• _Data records_:
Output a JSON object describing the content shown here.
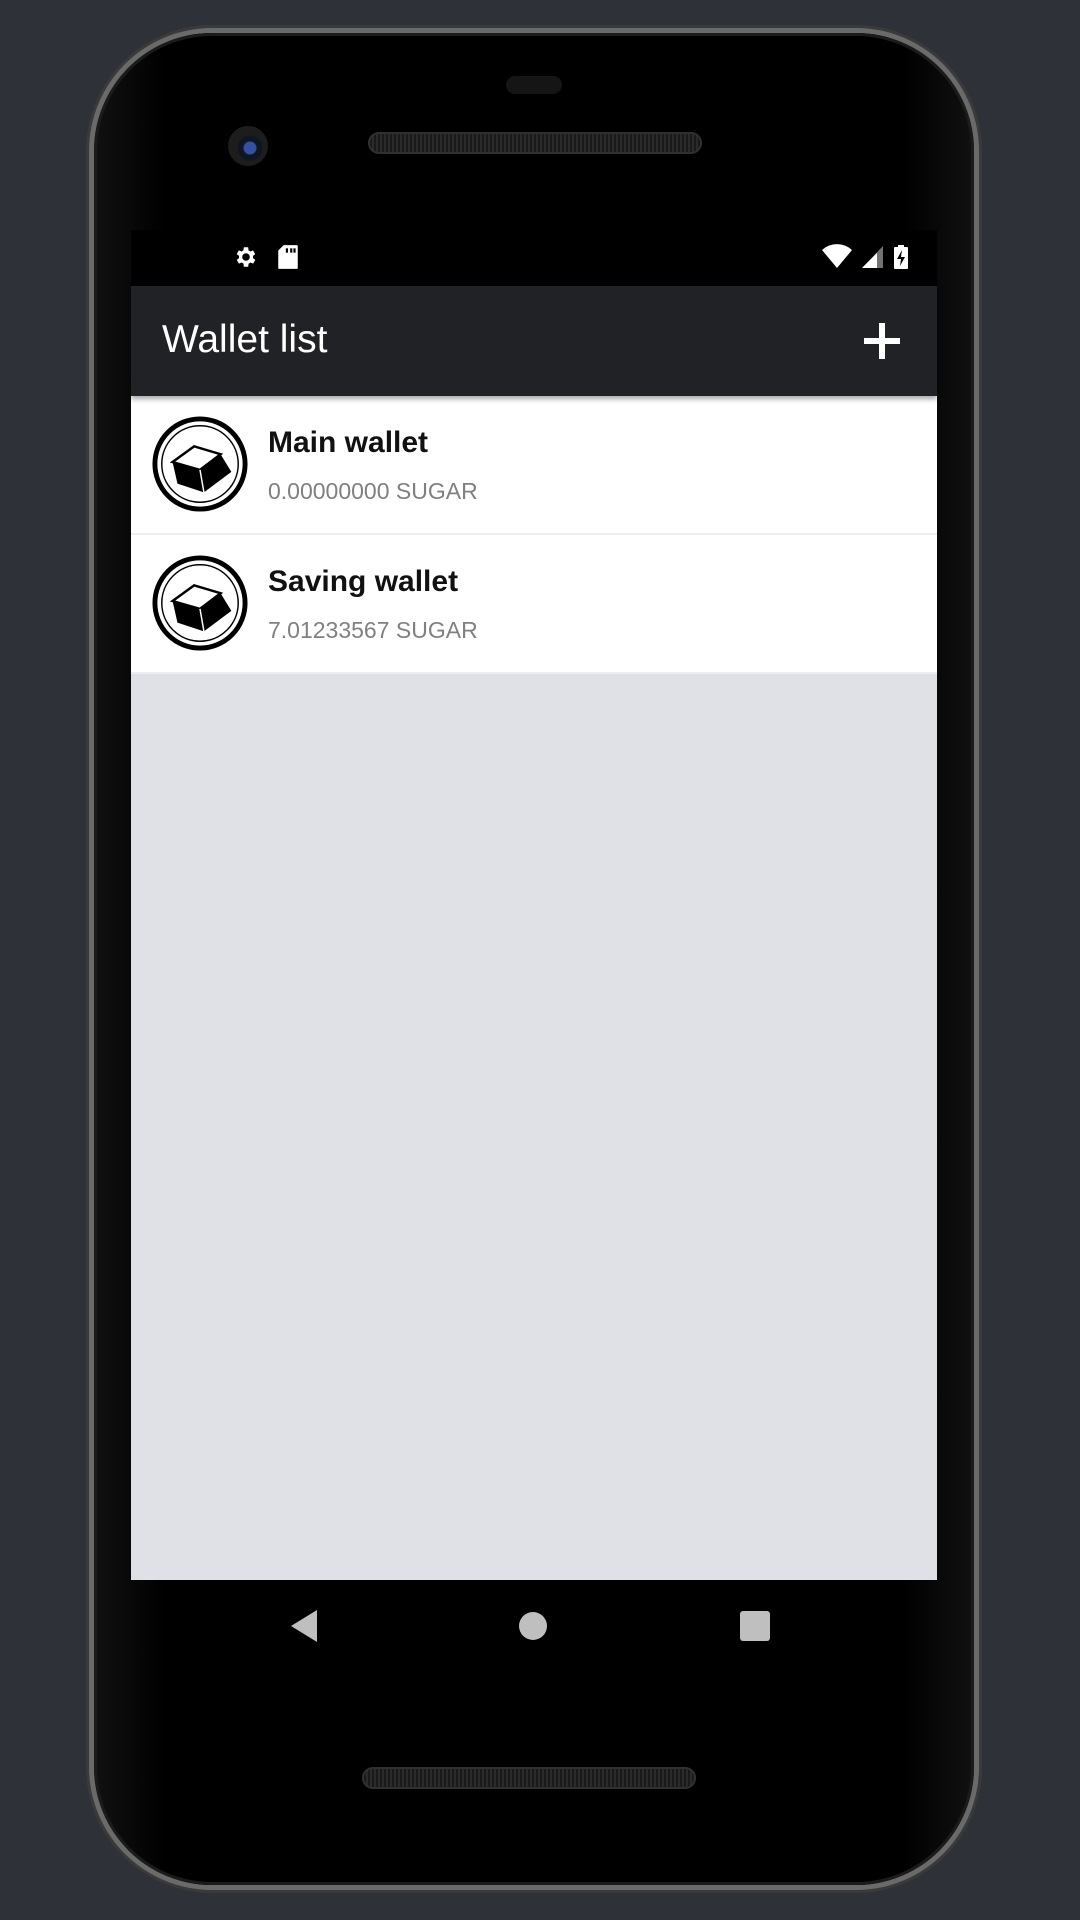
{
  "status_bar": {
    "left_icons": [
      "gear-icon",
      "sd-card-icon"
    ],
    "right_icons": [
      "wifi-icon",
      "cell-signal-icon",
      "battery-charging-icon"
    ]
  },
  "app_bar": {
    "title": "Wallet list",
    "add_button_icon": "plus-icon"
  },
  "wallets": [
    {
      "name": "Main wallet",
      "balance": "0.00000000 SUGAR",
      "icon": "sugar-cube-icon"
    },
    {
      "name": "Saving wallet",
      "balance": "7.01233567 SUGAR",
      "icon": "sugar-cube-icon"
    }
  ],
  "nav_bar": {
    "back_icon": "back-triangle-icon",
    "home_icon": "home-circle-icon",
    "recent_icon": "recent-square-icon"
  },
  "colors": {
    "app_bar": "#212225",
    "list_background": "#dfe1e6",
    "row_background": "#ffffff",
    "balance_text": "#808080"
  }
}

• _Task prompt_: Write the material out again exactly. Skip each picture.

• _Answer to this exercise_:
Output a JSON object describing the content shown here.
{
  "status_bar": {
    "left_icons": [
      "gear-icon",
      "sd-card-icon"
    ],
    "right_icons": [
      "wifi-icon",
      "cell-signal-icon",
      "battery-charging-icon"
    ]
  },
  "app_bar": {
    "title": "Wallet list",
    "add_button_icon": "plus-icon"
  },
  "wallets": [
    {
      "name": "Main wallet",
      "balance": "0.00000000 SUGAR",
      "icon": "sugar-cube-icon"
    },
    {
      "name": "Saving wallet",
      "balance": "7.01233567 SUGAR",
      "icon": "sugar-cube-icon"
    }
  ],
  "nav_bar": {
    "back_icon": "back-triangle-icon",
    "home_icon": "home-circle-icon",
    "recent_icon": "recent-square-icon"
  },
  "colors": {
    "app_bar": "#212225",
    "list_background": "#dfe1e6",
    "row_background": "#ffffff",
    "balance_text": "#808080"
  }
}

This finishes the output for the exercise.